____ THE DATA
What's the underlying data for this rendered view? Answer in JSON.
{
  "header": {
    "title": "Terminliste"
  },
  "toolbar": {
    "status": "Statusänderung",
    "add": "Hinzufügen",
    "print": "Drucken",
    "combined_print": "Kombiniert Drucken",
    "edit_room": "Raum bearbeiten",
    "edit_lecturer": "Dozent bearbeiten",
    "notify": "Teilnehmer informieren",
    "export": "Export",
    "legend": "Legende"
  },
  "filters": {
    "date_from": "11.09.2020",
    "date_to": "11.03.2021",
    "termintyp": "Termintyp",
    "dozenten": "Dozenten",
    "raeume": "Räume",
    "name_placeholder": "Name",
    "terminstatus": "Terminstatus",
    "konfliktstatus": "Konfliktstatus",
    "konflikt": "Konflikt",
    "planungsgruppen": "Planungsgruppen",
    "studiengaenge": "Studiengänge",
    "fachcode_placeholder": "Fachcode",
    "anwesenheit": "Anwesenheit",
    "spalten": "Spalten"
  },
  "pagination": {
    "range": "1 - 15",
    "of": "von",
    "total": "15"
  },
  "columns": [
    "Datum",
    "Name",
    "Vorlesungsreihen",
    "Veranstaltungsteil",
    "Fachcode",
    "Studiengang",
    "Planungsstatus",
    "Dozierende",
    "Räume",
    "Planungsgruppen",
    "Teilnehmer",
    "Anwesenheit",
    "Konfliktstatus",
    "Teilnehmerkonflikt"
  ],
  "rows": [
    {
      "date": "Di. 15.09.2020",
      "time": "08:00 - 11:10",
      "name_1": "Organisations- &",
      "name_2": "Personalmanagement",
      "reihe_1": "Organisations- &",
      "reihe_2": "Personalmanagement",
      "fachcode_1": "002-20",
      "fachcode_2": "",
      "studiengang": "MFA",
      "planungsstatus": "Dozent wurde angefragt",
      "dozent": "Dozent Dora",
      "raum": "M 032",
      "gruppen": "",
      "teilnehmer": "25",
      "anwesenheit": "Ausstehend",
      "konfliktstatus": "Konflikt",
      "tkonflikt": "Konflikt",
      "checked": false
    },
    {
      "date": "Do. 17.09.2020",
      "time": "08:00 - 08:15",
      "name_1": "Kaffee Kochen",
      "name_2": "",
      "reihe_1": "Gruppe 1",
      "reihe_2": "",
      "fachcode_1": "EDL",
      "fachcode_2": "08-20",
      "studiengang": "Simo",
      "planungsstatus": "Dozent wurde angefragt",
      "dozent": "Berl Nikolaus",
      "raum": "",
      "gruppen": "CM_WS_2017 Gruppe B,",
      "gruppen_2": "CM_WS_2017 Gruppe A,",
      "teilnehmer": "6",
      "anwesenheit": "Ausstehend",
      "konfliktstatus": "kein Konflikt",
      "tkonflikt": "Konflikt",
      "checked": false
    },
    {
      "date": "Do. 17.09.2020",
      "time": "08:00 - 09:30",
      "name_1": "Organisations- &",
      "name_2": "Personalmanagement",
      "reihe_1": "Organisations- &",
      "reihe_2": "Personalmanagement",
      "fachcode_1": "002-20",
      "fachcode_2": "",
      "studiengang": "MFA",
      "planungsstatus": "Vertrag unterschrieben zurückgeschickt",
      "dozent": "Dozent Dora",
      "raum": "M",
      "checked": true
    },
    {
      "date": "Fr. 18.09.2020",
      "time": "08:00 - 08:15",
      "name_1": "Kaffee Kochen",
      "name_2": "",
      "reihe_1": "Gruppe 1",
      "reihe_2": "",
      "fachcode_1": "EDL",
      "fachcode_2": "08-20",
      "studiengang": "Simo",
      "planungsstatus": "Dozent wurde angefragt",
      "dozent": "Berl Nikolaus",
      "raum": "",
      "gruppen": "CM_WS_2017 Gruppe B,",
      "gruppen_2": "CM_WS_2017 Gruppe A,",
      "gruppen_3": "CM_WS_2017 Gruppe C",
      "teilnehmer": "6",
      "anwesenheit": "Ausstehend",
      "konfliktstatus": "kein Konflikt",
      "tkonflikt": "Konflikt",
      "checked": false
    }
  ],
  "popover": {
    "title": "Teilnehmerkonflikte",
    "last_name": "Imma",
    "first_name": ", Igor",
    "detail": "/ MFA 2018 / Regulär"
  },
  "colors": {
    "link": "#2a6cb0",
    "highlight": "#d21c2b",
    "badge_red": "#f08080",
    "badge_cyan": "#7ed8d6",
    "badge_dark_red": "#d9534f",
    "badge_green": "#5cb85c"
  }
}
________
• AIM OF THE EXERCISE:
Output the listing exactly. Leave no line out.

• RESULT:
What's the underlying data for this rendered view? Answer in JSON.
{
  "header": {
    "title": "Terminliste"
  },
  "toolbar": {
    "status": "Statusänderung",
    "add": "Hinzufügen",
    "print": "Drucken",
    "combined_print": "Kombiniert Drucken",
    "edit_room": "Raum bearbeiten",
    "edit_lecturer": "Dozent bearbeiten",
    "notify": "Teilnehmer informieren",
    "export": "Export",
    "legend": "Legende"
  },
  "filters": {
    "date_from": "11.09.2020",
    "date_to": "11.03.2021",
    "termintyp": "Termintyp",
    "dozenten": "Dozenten",
    "raeume": "Räume",
    "name_placeholder": "Name",
    "terminstatus": "Terminstatus",
    "konfliktstatus": "Konfliktstatus",
    "konflikt": "Konflikt",
    "planungsgruppen": "Planungsgruppen",
    "studiengaenge": "Studiengänge",
    "fachcode_placeholder": "Fachcode",
    "anwesenheit": "Anwesenheit",
    "spalten": "Spalten"
  },
  "pagination": {
    "range": "1 - 15",
    "of": "von",
    "total": "15"
  },
  "columns": [
    "Datum",
    "Name",
    "Vorlesungsreihen",
    "Veranstaltungsteil",
    "Fachcode",
    "Studiengang",
    "Planungsstatus",
    "Dozierende",
    "Räume",
    "Planungsgruppen",
    "Teilnehmer",
    "Anwesenheit",
    "Konfliktstatus",
    "Teilnehmerkonflikt"
  ],
  "rows": [
    {
      "date": "Di. 15.09.2020",
      "time": "08:00 - 11:10",
      "name_1": "Organisations- &",
      "name_2": "Personalmanagement",
      "reihe_1": "Organisations- &",
      "reihe_2": "Personalmanagement",
      "fachcode_1": "002-20",
      "fachcode_2": "",
      "studiengang": "MFA",
      "planungsstatus": "Dozent wurde angefragt",
      "dozent": "Dozent Dora",
      "raum": "M 032",
      "gruppen": "",
      "teilnehmer": "25",
      "anwesenheit": "Ausstehend",
      "konfliktstatus": "Konflikt",
      "tkonflikt": "Konflikt",
      "checked": false
    },
    {
      "date": "Do. 17.09.2020",
      "time": "08:00 - 08:15",
      "name_1": "Kaffee Kochen",
      "name_2": "",
      "reihe_1": "Gruppe 1",
      "reihe_2": "",
      "fachcode_1": "EDL",
      "fachcode_2": "08-20",
      "studiengang": "Simo",
      "planungsstatus": "Dozent wurde angefragt",
      "dozent": "Berl Nikolaus",
      "raum": "",
      "gruppen": "CM_WS_2017 Gruppe B,",
      "gruppen_2": "CM_WS_2017 Gruppe A,",
      "teilnehmer": "6",
      "anwesenheit": "Ausstehend",
      "konfliktstatus": "kein Konflikt",
      "tkonflikt": "Konflikt",
      "checked": false
    },
    {
      "date": "Do. 17.09.2020",
      "time": "08:00 - 09:30",
      "name_1": "Organisations- &",
      "name_2": "Personalmanagement",
      "reihe_1": "Organisations- &",
      "reihe_2": "Personalmanagement",
      "fachcode_1": "002-20",
      "fachcode_2": "",
      "studiengang": "MFA",
      "planungsstatus": "Vertrag unterschrieben zurückgeschickt",
      "dozent": "Dozent Dora",
      "raum": "M",
      "checked": true
    },
    {
      "date": "Fr. 18.09.2020",
      "time": "08:00 - 08:15",
      "name_1": "Kaffee Kochen",
      "name_2": "",
      "reihe_1": "Gruppe 1",
      "reihe_2": "",
      "fachcode_1": "EDL",
      "fachcode_2": "08-20",
      "studiengang": "Simo",
      "planungsstatus": "Dozent wurde angefragt",
      "dozent": "Berl Nikolaus",
      "raum": "",
      "gruppen": "CM_WS_2017 Gruppe B,",
      "gruppen_2": "CM_WS_2017 Gruppe A,",
      "gruppen_3": "CM_WS_2017 Gruppe C",
      "teilnehmer": "6",
      "anwesenheit": "Ausstehend",
      "konfliktstatus": "kein Konflikt",
      "tkonflikt": "Konflikt",
      "checked": false
    }
  ],
  "popover": {
    "title": "Teilnehmerkonflikte",
    "last_name": "Imma",
    "first_name": ", Igor",
    "detail": "/ MFA 2018 / Regulär"
  },
  "colors": {
    "link": "#2a6cb0",
    "highlight": "#d21c2b",
    "badge_red": "#f08080",
    "badge_cyan": "#7ed8d6",
    "badge_dark_red": "#d9534f",
    "badge_green": "#5cb85c"
  }
}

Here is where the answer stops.